WASHINGTON (Reuters) - China’s failure to be transparent about its rapidly growing military capabilities has created uncertainty and risks of miscalculation, the Pentagon said in an annual report released on Wednesday.
The report, the first under the Obama administration, came weeks after Chinese boats jostled with a U.S. Navy surveillance ship in the South China Sea in a confrontation that heightened tensions over Chinese military activities near its coasts.
“Much uncertainty surrounds China’s future course, particularly regarding how its expanding military power might be used,” according to the report on Chinese military power, which was submitted to the U.S. Congress.
China was making advances in denying outsiders access to offshore areas and was improving its nuclear, space, and cyber warfare while making its military modestly more transparent, it said, noting potentially global implications to this trend.

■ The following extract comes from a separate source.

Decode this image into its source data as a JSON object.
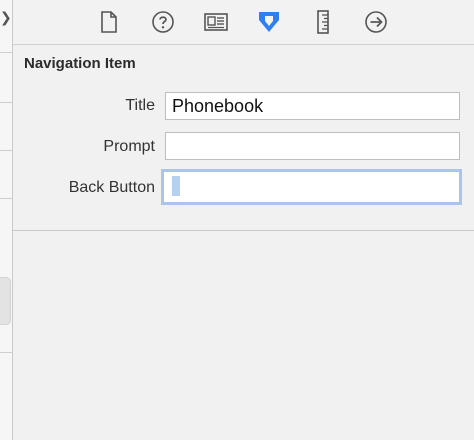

China’s People’s Liberation Army has “left unclear to the international community the purposes and objectives of the PLA’s evolving doctrine and capabilities,” the report added.
Risks to the United States and its allies in the Pacific region arise from incomplete Chinese defense spending figures and actions that appear inconsistent with declared policies, said the report, the first under the Obama administration.
“The limited transparency in China’s military and security affairs poses risks to stability by creating uncertainty and increasing the potential for misunderstanding and miscalculation,” the report said.
The emerging Asian superpower could allay concerns and boost transparency through military-to-military discussions with the United States and by publishing better defense papers and other documents, a senior U.S. defense official said.
Beijing usually criticizes the Pentagon report, saying it unfairly portrays China as a military threat when it is committed to a “peaceful rise” as its economic power grows.
The report noted that the recent naval showdown between the two sides took place near Hainan island, where the construction of a navy base gives the Chinese navy access to international sea lanes and allows stealthy deployment of submarines into the South China Sea.
“The base appears large enough to accommodate a mix of attack and ballistic missile submarines and advanced surface combatant ships,” it said.
The Pentagon analysis said China is developing weapons that would disable its enemies’ space technology such as satellites, and boosting its electromagnetic warfare and cyber-warfare capabilities.
China continued to modernize its nuclear arsenal, improving its fleet of ballistic missile submarines to give itself greater strategic strike capability, said the report. China’s aircraft carrier research program supported its navy’s intention to build multiple carriers by 2020, it added.
The United States was increasingly concerned about “computer network intrusions that appear to originate in China,” said the defense official, who pointed to a focus on computer defense and computer attack in Chinese doctrine.
“Some of these intrusions for the acquisition of data would involve the same types of skills, applications and capabilities that would be consistent with a computer network attack,” the official said.
In the Taiwan Strait, the balance of forces continued to shift in China’s favor as it rapidly built up an arsenal of short-range missiles opposite Taiwan, the report said.
Asked if the Pentagon was concerned the analysis could derail bilateral military talks by angering China, press secretary Geoff Morrell said the “straightforward, fact-based report” had “nothing inflammatory or derogatory in it.”
The Pentagon hoped the report would help in “fostering greater cooperation, greater understanding, greater transparency between our two militaries,” he added.
Reporting by Paul Eckert; Editing by Paul Simao